◆ EXERCISE AIM
Scan the records below and report how many lines include the string "screenshot"; the number alone will do.

BEGIN MATERIALS PROVIDED

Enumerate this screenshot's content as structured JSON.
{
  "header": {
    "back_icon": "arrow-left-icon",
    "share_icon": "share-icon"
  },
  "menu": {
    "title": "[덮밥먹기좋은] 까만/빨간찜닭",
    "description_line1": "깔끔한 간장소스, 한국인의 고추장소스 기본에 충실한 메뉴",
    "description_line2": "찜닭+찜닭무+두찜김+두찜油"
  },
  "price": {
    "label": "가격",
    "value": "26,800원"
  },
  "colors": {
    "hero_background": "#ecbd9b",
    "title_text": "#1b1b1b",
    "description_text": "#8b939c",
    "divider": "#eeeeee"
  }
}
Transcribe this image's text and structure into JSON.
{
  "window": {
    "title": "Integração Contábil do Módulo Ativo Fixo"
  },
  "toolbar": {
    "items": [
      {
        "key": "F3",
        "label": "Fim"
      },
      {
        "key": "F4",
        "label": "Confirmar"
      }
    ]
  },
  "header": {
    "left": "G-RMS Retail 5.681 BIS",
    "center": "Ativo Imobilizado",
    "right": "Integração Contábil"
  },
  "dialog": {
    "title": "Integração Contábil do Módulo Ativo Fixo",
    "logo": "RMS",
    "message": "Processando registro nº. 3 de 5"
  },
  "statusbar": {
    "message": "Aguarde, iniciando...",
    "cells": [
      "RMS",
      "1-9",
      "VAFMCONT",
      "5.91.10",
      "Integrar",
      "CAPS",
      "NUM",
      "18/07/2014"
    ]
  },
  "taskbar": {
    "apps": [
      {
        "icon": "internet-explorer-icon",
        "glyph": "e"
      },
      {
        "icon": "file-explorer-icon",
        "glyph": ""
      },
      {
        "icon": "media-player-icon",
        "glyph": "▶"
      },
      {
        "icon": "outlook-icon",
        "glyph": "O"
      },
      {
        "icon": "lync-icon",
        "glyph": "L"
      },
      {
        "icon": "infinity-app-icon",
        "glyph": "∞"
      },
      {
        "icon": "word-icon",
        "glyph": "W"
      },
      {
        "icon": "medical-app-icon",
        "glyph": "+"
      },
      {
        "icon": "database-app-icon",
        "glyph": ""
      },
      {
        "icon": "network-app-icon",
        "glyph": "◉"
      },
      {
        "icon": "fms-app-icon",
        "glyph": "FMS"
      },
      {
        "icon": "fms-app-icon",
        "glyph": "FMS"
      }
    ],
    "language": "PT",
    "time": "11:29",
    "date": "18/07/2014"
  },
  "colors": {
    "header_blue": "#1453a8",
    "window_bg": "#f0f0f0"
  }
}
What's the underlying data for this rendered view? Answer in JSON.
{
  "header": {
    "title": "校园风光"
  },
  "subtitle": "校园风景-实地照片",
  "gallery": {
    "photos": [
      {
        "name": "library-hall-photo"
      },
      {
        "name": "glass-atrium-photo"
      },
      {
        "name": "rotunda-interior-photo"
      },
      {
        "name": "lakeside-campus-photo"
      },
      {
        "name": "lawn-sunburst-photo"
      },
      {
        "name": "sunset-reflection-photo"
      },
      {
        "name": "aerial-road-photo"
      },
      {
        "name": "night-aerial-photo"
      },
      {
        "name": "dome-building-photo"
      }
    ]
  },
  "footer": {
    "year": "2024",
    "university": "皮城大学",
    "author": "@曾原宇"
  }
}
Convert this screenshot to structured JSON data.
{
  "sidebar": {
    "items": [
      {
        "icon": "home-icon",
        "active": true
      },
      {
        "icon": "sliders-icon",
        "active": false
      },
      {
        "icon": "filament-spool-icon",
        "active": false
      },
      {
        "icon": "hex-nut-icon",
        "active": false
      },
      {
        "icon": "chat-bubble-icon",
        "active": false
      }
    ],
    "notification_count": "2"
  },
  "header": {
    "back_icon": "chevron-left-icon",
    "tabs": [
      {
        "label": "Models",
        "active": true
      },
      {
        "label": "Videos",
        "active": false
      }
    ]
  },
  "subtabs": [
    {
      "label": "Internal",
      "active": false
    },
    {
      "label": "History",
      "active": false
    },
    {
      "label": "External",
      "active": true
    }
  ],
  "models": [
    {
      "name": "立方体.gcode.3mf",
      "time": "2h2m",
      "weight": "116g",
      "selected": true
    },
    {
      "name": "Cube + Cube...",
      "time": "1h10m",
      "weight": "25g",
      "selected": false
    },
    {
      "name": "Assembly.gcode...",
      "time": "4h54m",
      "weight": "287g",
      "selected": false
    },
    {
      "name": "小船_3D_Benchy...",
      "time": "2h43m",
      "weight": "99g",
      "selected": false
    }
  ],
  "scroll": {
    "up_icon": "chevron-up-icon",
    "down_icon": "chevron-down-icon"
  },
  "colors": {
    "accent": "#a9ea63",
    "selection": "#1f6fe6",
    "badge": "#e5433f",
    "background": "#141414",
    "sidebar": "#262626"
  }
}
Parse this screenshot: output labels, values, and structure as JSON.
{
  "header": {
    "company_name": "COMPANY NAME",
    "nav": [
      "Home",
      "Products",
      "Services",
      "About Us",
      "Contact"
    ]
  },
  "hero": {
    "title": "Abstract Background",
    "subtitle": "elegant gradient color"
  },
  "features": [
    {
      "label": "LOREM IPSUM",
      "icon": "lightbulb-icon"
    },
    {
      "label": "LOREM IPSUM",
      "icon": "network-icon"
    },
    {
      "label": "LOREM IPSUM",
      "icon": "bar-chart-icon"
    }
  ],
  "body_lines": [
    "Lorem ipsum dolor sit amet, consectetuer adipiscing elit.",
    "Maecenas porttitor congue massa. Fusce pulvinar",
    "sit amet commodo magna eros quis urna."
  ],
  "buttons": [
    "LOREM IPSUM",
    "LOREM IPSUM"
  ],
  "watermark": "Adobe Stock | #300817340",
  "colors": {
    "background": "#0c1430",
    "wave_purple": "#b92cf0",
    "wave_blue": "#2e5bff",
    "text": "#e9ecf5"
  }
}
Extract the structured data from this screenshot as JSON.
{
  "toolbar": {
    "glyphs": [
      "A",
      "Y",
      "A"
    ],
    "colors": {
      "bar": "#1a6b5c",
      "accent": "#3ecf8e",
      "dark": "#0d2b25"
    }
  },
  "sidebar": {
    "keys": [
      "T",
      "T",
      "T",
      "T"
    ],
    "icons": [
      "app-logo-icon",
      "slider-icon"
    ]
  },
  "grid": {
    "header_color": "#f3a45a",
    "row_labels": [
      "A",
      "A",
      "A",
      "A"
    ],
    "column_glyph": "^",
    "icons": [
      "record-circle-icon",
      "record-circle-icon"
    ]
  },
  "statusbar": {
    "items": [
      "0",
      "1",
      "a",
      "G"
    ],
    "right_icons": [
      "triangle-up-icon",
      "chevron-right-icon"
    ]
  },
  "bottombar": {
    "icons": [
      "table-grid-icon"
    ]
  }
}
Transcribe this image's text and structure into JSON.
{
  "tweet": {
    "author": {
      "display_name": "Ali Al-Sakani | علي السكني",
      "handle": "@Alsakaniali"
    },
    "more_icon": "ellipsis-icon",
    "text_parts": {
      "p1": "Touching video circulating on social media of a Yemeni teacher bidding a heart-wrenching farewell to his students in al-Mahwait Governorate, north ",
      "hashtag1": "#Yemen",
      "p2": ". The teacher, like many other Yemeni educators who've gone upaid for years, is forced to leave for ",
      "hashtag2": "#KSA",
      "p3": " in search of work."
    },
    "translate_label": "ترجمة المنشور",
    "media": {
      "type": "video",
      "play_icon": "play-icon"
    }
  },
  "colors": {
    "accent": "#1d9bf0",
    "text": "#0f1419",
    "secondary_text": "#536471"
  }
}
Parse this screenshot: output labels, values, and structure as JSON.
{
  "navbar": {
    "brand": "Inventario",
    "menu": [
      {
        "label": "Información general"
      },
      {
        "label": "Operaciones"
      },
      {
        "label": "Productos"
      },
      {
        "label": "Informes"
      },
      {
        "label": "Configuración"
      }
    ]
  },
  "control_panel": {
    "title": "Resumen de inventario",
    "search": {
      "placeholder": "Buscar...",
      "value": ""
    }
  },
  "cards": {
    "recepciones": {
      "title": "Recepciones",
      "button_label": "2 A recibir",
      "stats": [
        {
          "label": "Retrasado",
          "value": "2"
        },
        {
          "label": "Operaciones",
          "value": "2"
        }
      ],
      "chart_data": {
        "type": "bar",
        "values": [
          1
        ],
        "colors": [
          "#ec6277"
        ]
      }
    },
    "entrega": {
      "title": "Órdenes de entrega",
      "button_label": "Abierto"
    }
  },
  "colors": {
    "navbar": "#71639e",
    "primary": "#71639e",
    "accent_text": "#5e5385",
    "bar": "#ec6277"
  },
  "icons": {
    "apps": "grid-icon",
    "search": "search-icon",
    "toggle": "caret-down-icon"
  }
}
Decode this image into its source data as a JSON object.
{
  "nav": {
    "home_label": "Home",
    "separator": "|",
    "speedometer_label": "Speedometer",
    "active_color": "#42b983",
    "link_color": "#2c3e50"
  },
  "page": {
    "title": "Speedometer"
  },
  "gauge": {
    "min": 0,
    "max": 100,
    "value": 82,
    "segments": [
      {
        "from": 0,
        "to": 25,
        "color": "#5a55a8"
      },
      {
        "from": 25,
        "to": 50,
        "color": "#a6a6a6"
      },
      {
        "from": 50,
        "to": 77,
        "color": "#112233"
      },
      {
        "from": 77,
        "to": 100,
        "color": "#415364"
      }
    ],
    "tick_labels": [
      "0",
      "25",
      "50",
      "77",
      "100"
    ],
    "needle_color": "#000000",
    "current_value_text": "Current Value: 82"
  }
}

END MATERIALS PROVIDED

◆ YOUR SOLUTION
5